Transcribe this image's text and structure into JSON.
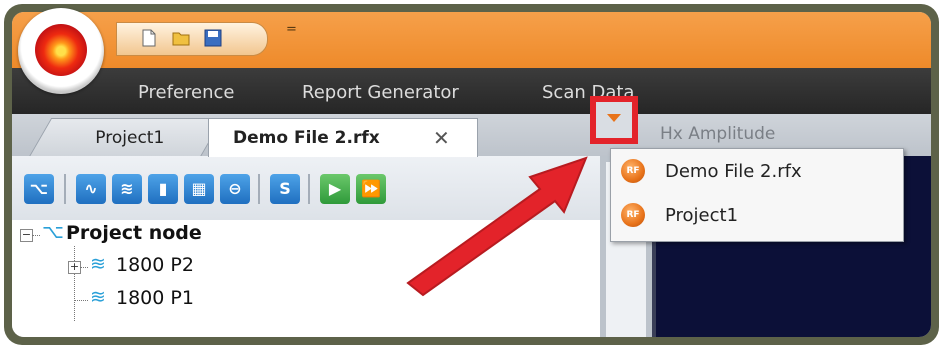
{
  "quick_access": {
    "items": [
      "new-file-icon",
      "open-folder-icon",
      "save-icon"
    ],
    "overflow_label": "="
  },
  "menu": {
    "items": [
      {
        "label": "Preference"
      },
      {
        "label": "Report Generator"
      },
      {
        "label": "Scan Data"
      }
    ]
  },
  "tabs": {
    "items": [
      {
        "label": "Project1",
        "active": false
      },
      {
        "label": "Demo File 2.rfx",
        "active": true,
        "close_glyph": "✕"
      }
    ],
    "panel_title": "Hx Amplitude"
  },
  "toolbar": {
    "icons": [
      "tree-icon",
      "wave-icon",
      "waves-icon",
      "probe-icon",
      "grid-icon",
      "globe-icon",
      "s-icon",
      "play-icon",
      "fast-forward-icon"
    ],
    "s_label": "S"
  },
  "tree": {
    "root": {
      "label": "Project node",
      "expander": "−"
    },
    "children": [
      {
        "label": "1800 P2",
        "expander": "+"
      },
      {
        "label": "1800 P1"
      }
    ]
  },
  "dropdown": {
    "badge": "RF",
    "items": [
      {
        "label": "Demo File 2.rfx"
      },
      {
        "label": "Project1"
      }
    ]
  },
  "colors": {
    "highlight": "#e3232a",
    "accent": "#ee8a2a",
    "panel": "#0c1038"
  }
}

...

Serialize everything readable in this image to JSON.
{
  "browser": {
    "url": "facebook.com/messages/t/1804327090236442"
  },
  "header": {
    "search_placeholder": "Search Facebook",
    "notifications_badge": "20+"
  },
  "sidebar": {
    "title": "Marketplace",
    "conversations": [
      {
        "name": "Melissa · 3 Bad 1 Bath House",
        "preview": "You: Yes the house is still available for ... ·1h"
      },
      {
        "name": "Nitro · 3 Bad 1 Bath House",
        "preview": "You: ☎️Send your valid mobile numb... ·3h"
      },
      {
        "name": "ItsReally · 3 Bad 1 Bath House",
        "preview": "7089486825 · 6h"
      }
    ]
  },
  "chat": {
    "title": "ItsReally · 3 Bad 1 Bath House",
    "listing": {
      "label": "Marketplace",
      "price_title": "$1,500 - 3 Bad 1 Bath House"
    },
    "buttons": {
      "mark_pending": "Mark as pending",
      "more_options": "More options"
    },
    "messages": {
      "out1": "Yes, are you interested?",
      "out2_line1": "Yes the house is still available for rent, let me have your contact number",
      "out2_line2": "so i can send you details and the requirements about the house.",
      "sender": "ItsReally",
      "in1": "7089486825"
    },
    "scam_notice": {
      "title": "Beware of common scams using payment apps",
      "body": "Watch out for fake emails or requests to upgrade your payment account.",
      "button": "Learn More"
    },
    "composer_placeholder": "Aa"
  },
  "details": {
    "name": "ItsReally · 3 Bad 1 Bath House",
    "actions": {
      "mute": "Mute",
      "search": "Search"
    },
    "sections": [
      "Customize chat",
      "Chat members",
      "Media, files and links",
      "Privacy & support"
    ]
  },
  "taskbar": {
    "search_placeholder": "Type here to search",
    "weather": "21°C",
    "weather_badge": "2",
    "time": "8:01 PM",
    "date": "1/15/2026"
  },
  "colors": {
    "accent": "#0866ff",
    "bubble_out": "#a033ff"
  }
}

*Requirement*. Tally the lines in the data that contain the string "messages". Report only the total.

*Expected output*. 2